Delete Unused Apps in Bulk
Microsoft has always bundled a passel of utilities and applications with its operating systems. Since they don’t know what you’ll use, their solution is to basically give you everything. It’s up to you to decide what you need and don’t need.
In Windows 8.x, you can go through all the Apps and delete the unused offenders one at a time. This can be a long boring process. Another better option is to let a little utility get rid of them in bulk.
Download it and you’ll be presented with this window. There is a drop-list in the upper-left corner for you to choose which version of Windows you are running. If you’ve gotten the Windows 8.1 Update 1, then choose the item named Windows 8.1.1
Until you click the List Apps Button the options will be greyed out and unavailable. The above image shows all the Apps grayed out because I have already run it and removed some Apps. The ones in the current list aren’t installed on my computer.
Simply select the Apps you want removed and click the Remove Apps Button. All done!
Correct PreFetch and SuperFetch Settings for SSD
There are thousands of Internet sites that will expound on the virtues and curses of the integrated Windows PreFetch and SuperFetch systems. This is especially true when talking about a Solid State Drive (SSD). I am not here to debate these points and will let you sort them out for yourself.
By default, Windows 8.x is supposed to recognize that it is installed on an SSD. It should then update the PreFetch and SuperFetch settings in the Registry. I say “should” because it doesn’t always behave as it was intended.
My computer is a case in point. While researching this article I discovered that my SuperFetch settings were not only wrong but had been that way for a long time. Once I ran WEI, the settings were corrected in the Registry and I noticed a marked improvement in overall system responsiveness. Read on…

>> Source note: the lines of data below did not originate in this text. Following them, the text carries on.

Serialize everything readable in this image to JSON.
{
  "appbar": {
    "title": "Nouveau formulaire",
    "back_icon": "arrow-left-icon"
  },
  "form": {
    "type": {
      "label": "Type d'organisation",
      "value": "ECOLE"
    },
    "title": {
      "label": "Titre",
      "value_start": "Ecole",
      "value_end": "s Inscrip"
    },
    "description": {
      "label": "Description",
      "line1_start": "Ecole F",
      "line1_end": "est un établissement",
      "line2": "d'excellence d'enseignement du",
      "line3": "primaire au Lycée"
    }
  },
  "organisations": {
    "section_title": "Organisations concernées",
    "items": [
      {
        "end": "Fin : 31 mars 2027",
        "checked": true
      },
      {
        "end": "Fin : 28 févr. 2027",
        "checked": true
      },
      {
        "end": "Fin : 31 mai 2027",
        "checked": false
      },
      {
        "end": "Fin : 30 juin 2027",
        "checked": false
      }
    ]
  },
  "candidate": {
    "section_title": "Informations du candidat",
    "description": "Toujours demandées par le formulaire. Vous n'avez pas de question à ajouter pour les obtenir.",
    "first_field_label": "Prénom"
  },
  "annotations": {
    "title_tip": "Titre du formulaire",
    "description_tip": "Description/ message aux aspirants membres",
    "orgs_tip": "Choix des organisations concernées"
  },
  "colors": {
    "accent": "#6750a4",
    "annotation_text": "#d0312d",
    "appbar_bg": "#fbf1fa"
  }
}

The Windows Experience Index (WEI) should generally not be considered the best benchmarking tool. I think many people place too much weight on its results.
That being said, it does provide a critical function that may not be readily apparent. By running WEI, Windows gets notified of your system’s capabilities and updates some internal settings. These settings have to do with several things like graphics capabilities, drive speeds, CPU speeds, etc. And you guessed it, the types of drives installed in your computer.
Unfortunately, Windows 8.x no longer has WEI available in a Graphical User Interface (GUI) like its predecessors. You can still run it in an Admin Command Box with this command line: winsat formal -restart clean
I have a better idea and there’s an App for that. You won’t believe this but it’s called WEI– imagine that! It’s free and portable and you can get it at the WinAero Site.
Note: Keep in mind that to achieve the most reliable results from WEI, you should not be running any other software in the foreground.
The program comes in ZIP format, so unZIP it and run it. You should see this familiar- looking window:
Simply click on the indicated link labeled Re-run the assessment.
It will take a few minutes to complete its scan. Be patient…
The most important reason for running WEI is to make sure Windows’ settings are up-to-date. It won’t hurt to run it when you make major changes to your computer either. These changes may include new graphics drivers or hard drives– particularly when adding an SSD into the mix.
Note: Both of these utilities scan 100% virus-free at the Virus Total site.
I hope you find these gems as useful as I.
Make it a great day!